The vast majority of participants in the Avodah program proclaim it the best summer of their life. Far beyond their first, when then were introduced to the ways of camp society, excelling the year their team won Yom Sport (the annual color war), greater than the summer they got the lead in project (a musical put on every year by the oldest campers). Avodah was spent on the threshold. It was the last true year as a "camper" and many friends would not return the next year to become staff. We would be returning home to another sort of threshold, the last year of high school before we traveled away from every object and person that was familiar to make new friends and take part in new activities. Each of us knew this was the last summer we would have a sort of communal life, when we were all doing the same thing together and would return to the same world of applications, exams, AP testing, graduation.

Roald Hoffmann states that "beauty is built out of individual pleasure around an object or idea". 3 Each of us had our own unique ideas of what the summer would mean to us and the effects the next summer separated would have. We also had our own plans for the future, our own colleges and life goals. The individuality of each of us coming together in a labor of "human hands" but finding extreme happiness in the progression of the summer epitomizes Hoffmann's quote. We each brought our own ideas and feelings together and participated in making something new and enjoyable, and it was this experience that was ultimately beautiful.

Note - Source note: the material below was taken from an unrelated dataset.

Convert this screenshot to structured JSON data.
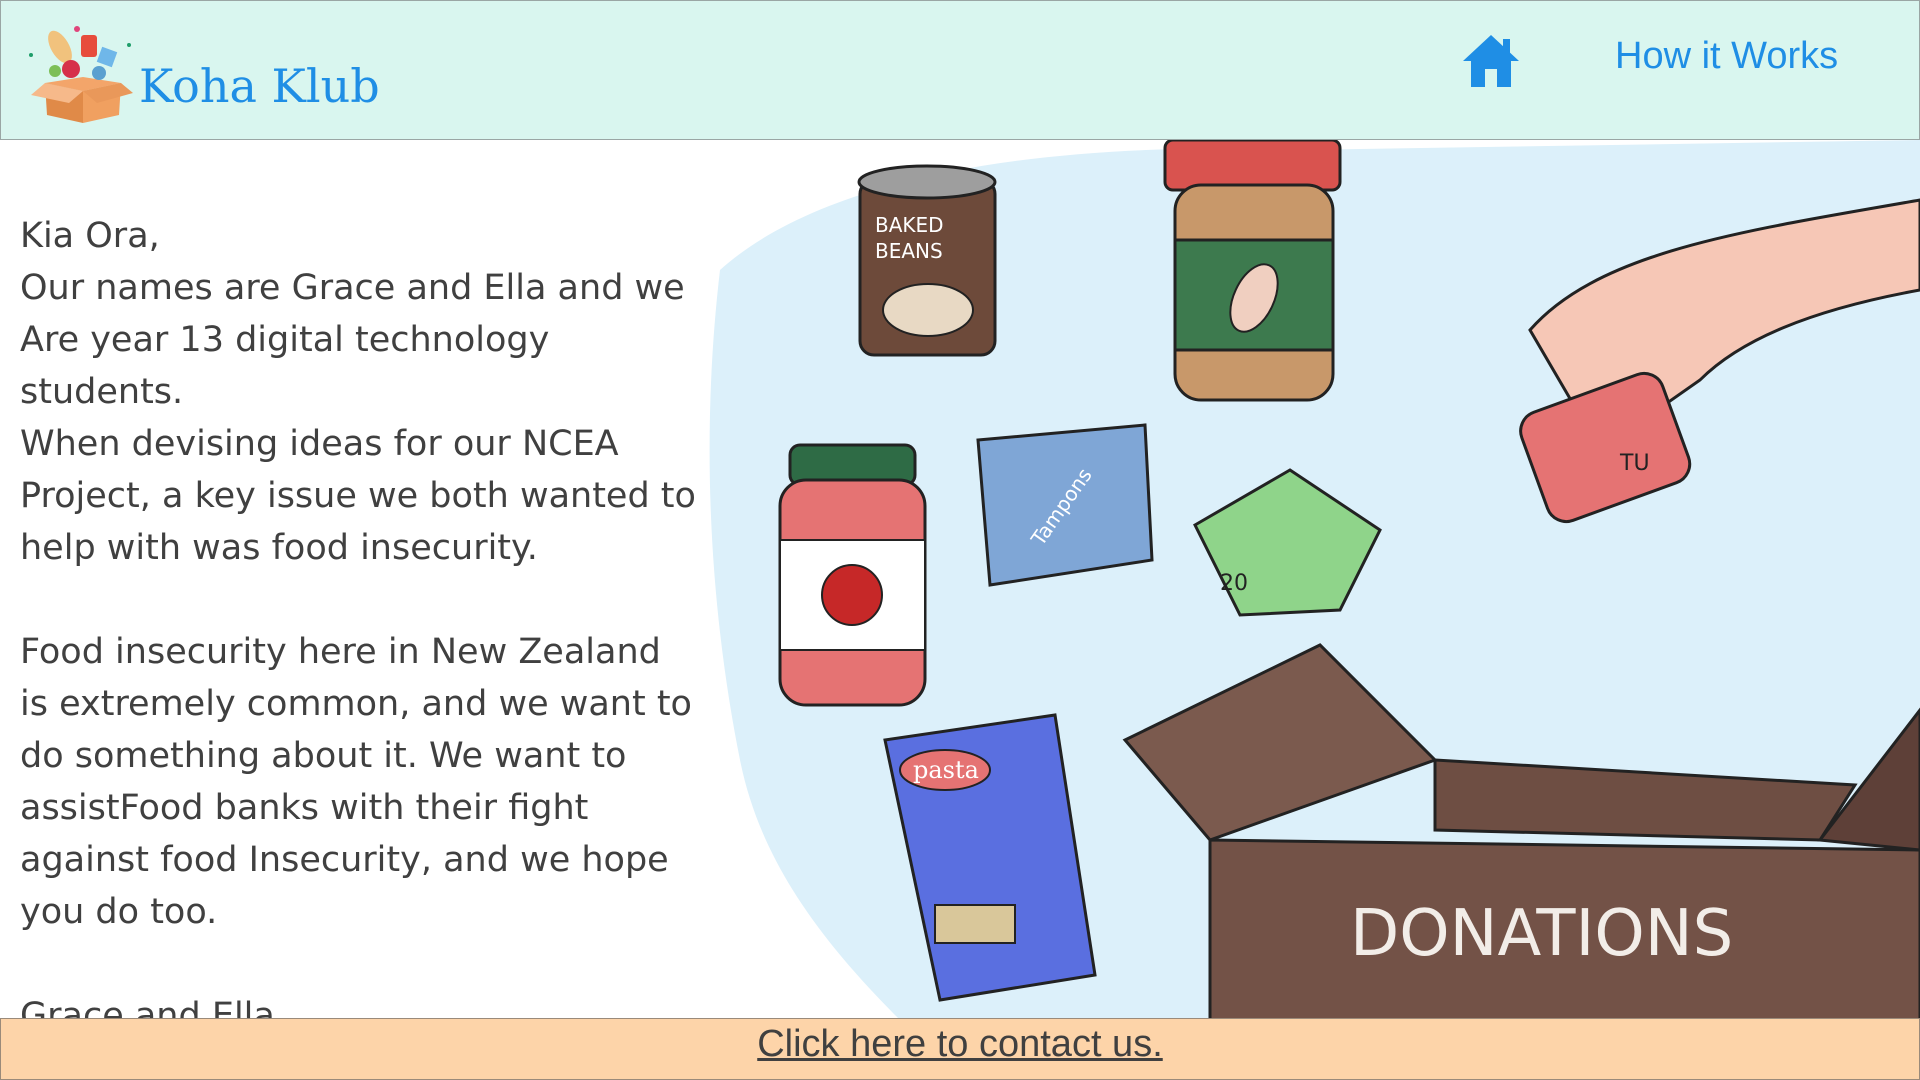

All of the summers I spent at my camp, both as a camper and a counselor I found incredibly beautiful and I am filled with a sense of loss knowing that I will not return this coming summer. My closest friends were counselors with me last summer and this is my first time moving on by myself, spending a summer without them. I would think that the 10 months we spend apart each year would prepare me to leave, but I feel as if I am losing a large part of the beauty I find in my life and my religion.

I will never again be able to experience the beauty of my friends and fellow campers or staff members together, enjoying the beauty of Shabbat, the sound of 500 disharmonious voices blending together, "precarious, at some tense edge," creating a magnificent prayer that one of the most beautiful experiences I have ever known. And so I offer this prayer now, for the beauty that can be found in the loss of beauty, in the memory of a past beauty that can never be reclaimed.

Baruch Ata Adonai Eloheinu Melech ha'olam, shehechiyanu vikimau v'higyanu lazman hazeh. Amen.

Blessed are You, Lord our G-d, Ruler of the universe, who has created us, sistained us, and allowed us to reach this season. Amen.

1. Hoffmann, Roald. "Thoughts on Aesthetics and Visualization in Chemistry." Hyle- International Journal for Philosophy of Chemistry 9.1(March 2003): 4pp. 20 February 2005 p.4.
2. Ibid. p. 4
3. Ibid p. 1.

| Course Home Page | Course Forum | Science in Culture | Serendip Home |

Send us your comments at Serendip

© by Serendip 1994- - Last Modified: Wednesday, 02-May-2018 10:51:35 CDT